Kyndia Riley, a teenage student who was only two years old when her parents were dispatched off to prison weighed in. And US Sen. Cory Booker (D) from New Jersey shared insights on what women face in prisons.
Impossible or Rare Family Visits Affect Female Inmates More Than Anything Else
One of the major problems the women faced while incarcerated is connection with family. Several studies point to the fact that female inmates undergo lower recidivism when they bond with family in prison.
Many women prisons are not always able to see their children and family because of the distance of their prison facility. Some women are incarcerated in far away states where family needs to undertake long journeys to see them. This makes family visits rare where money is an issue.
Kyndia Riley faced this problem when her parents took off to prison. Both were incarcerated in very distant federal prisons. Kyndia was only two and visiting was a problem for her guardian. Since money was tight, even speaking to her parents on phone was quite expensive.
So Kyndia thought the only way she could be close to her parents was to get into trouble and be incarcerated too. But she never got into serious trouble and was never incarcerated. So she only saw her parents a couple of times or so a year.
Women in Prison Face Unique Challenges Such As Rapes and Lack of Usable Pads
Ayana Thomas was from Virginia. But she was incarcerated for two and half years in far away Connecticut. Her kids were only able to visit occasionally, and embracing them was a problem because the prison forbade it for security reasons.

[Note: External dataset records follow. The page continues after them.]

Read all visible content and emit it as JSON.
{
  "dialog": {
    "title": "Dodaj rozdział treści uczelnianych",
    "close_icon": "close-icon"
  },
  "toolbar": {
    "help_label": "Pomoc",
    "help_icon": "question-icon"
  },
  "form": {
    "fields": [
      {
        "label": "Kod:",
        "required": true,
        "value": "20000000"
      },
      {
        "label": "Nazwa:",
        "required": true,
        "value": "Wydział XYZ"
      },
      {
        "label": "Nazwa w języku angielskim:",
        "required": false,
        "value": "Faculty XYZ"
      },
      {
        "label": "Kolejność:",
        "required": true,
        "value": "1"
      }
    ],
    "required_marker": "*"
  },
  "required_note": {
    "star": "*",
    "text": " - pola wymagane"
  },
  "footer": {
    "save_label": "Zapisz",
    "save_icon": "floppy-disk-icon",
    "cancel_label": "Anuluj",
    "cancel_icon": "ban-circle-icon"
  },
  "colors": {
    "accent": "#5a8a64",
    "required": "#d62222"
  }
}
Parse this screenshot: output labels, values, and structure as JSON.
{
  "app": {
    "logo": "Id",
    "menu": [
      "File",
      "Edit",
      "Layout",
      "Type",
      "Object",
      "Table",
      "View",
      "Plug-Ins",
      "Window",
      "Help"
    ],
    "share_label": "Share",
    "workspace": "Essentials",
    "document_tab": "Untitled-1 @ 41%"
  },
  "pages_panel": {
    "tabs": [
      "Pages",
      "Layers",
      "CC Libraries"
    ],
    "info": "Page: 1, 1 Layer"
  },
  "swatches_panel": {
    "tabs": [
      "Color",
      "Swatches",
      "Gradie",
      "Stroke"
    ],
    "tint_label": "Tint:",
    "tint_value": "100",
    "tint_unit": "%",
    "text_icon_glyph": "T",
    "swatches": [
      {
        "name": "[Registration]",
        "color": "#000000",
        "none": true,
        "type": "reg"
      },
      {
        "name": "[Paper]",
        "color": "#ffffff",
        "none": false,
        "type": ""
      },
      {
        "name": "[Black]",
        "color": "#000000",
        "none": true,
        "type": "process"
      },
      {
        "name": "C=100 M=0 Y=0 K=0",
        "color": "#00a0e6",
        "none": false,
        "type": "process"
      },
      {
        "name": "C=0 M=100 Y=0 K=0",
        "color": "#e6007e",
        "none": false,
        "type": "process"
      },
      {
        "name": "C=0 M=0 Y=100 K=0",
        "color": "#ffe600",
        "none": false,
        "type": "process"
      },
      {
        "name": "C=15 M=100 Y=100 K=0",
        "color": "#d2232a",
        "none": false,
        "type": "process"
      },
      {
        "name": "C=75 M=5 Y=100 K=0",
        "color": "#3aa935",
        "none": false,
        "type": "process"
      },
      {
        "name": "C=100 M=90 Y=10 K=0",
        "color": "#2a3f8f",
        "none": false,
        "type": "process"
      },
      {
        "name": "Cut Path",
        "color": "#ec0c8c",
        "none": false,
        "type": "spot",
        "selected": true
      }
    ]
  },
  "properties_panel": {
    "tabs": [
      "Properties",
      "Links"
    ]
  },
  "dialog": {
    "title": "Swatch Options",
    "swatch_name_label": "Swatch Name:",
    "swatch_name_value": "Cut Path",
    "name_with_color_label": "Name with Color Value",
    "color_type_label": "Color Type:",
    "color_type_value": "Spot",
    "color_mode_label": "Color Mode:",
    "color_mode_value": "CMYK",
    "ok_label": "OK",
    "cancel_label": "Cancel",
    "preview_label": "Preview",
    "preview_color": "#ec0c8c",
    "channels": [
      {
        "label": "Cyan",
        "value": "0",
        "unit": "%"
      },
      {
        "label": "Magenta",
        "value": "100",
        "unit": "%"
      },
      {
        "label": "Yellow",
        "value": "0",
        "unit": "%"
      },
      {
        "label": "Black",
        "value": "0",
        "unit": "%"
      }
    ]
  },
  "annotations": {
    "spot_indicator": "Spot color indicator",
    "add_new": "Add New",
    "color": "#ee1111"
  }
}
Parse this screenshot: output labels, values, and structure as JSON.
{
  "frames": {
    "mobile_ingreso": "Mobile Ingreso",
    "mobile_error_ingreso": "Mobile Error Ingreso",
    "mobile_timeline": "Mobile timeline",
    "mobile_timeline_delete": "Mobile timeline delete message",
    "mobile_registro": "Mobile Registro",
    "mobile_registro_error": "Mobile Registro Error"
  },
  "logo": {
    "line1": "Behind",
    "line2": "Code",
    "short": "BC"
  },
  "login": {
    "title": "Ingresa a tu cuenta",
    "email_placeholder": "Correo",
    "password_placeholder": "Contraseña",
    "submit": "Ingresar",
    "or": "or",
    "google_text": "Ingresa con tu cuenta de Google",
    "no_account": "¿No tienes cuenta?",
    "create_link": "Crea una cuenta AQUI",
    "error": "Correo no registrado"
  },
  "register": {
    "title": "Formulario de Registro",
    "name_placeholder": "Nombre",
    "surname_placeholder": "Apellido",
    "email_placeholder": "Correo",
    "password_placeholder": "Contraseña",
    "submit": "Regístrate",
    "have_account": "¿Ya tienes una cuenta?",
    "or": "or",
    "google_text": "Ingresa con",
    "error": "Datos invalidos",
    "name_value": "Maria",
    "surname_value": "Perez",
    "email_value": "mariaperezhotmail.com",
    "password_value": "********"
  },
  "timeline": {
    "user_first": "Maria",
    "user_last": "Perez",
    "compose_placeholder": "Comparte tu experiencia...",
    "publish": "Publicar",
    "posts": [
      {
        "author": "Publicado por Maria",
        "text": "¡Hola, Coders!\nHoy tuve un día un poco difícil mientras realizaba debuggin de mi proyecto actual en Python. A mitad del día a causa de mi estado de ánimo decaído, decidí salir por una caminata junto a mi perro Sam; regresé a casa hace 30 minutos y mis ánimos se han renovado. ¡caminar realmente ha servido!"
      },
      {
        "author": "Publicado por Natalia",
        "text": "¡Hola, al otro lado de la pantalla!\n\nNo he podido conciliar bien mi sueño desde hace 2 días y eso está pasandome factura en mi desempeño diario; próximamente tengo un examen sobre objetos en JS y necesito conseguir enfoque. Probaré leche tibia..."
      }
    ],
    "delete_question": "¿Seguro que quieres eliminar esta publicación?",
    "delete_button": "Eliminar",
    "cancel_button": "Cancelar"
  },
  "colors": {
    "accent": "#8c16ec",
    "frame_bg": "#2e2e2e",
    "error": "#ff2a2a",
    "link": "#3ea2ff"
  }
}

She could only hold her children’s hands for a brief moment before a guard would tear them apart. This is largely because prison authorities are aware that visiting persons sometimes smuggle contraband to inmates.
Sen. Booker recently introduced a bill that would make prison life easier for many women across US correctional facilities. This is largely because women face unique challenges that men do not face in prison.
For instance, female inmates are often raped or sexually assaulted by guards. Some prisons also charge for money before they can provide women with pads and tampons. Where money is not charged directly, the number of these necessary items are rationed out to women and soon go out of stock.